- [Problem statement] Return the listing below in full, exactly.

◆ ◆ ◆ ◆ ◆ ◆ ◆

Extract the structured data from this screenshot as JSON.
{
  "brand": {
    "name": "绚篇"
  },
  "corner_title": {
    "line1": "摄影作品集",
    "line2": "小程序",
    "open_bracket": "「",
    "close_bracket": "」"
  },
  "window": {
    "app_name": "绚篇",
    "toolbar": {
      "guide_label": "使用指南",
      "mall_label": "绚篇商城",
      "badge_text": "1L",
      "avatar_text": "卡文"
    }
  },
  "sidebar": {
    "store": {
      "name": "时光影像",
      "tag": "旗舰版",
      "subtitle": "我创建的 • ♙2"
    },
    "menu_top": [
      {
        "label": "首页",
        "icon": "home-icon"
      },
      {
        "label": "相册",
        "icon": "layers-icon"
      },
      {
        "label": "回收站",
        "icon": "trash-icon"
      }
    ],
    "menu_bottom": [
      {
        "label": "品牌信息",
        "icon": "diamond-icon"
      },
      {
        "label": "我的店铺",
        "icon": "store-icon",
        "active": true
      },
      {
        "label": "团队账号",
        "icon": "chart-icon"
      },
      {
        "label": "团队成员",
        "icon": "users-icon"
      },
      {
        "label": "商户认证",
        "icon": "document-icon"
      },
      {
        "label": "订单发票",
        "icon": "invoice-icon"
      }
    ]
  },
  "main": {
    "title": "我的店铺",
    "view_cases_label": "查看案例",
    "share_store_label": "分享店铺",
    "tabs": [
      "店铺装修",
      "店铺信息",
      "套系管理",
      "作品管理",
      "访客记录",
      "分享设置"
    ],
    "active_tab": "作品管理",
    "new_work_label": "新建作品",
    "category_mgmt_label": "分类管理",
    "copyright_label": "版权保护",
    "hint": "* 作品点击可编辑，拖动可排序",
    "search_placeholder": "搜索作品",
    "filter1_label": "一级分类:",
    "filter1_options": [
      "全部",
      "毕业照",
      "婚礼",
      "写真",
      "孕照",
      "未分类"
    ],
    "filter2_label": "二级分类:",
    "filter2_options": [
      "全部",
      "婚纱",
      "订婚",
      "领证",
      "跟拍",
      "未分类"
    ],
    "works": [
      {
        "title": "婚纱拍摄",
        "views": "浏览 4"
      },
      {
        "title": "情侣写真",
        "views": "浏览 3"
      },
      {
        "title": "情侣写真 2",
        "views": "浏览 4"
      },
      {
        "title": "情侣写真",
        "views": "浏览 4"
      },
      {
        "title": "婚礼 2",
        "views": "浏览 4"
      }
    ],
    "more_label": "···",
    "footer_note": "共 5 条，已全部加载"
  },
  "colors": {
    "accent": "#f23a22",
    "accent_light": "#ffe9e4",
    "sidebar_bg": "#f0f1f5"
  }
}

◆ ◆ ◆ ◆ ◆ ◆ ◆

- [Result below]
Extract the structured data from this screenshot as JSON.
{
  "brand": {
    "name": "绚篇"
  },
  "corner_title": {
    "line1": "摄影作品集",
    "line2": "小程序",
    "open_bracket": "「",
    "close_bracket": "」"
  },
  "window": {
    "app_name": "绚篇",
    "toolbar": {
      "guide_label": "使用指南",
      "mall_label": "绚篇商城",
      "badge_text": "1L",
      "avatar_text": "卡文"
    }
  },
  "sidebar": {
    "store": {
      "name": "时光影像",
      "tag": "旗舰版",
      "subtitle": "我创建的 • ♙2"
    },
    "menu_top": [
      {
        "label": "首页",
        "icon": "home-icon"
      },
      {
        "label": "相册",
        "icon": "layers-icon"
      },
      {
        "label": "回收站",
        "icon": "trash-icon"
      }
    ],
    "menu_bottom": [
      {
        "label": "品牌信息",
        "icon": "diamond-icon"
      },
      {
        "label": "我的店铺",
        "icon": "store-icon",
        "active": true
      },
      {
        "label": "团队账号",
        "icon": "chart-icon"
      },
      {
        "label": "团队成员",
        "icon": "users-icon"
      },
      {
        "label": "商户认证",
        "icon": "document-icon"
      },
      {
        "label": "订单发票",
        "icon": "invoice-icon"
      }
    ]
  },
  "main": {
    "title": "我的店铺",
    "view_cases_label": "查看案例",
    "share_store_label": "分享店铺",
    "tabs": [
      "店铺装修",
      "店铺信息",
      "套系管理",
      "作品管理",
      "访客记录",
      "分享设置"
    ],
    "active_tab": "作品管理",
    "new_work_label": "新建作品",
    "category_mgmt_label": "分类管理",
    "copyright_label": "版权保护",
    "hint": "* 作品点击可编辑，拖动可排序",
    "search_placeholder": "搜索作品",
    "filter1_label": "一级分类:",
    "filter1_options": [
      "全部",
      "毕业照",
      "婚礼",
      "写真",
      "孕照",
      "未分类"
    ],
    "filter2_label": "二级分类:",
    "filter2_options": [
      "全部",
      "婚纱",
      "订婚",
      "领证",
      "跟拍",
      "未分类"
    ],
    "works": [
      {
        "title": "婚纱拍摄",
        "views": "浏览 4"
      },
      {
        "title": "情侣写真",
        "views": "浏览 3"
      },
      {
        "title": "情侣写真 2",
        "views": "浏览 4"
      },
      {
        "title": "情侣写真",
        "views": "浏览 4"
      },
      {
        "title": "婚礼 2",
        "views": "浏览 4"
      }
    ],
    "more_label": "···",
    "footer_note": "共 5 条，已全部加载"
  },
  "colors": {
    "accent": "#f23a22",
    "accent_light": "#ffe9e4",
    "sidebar_bg": "#f0f1f5"
  }
}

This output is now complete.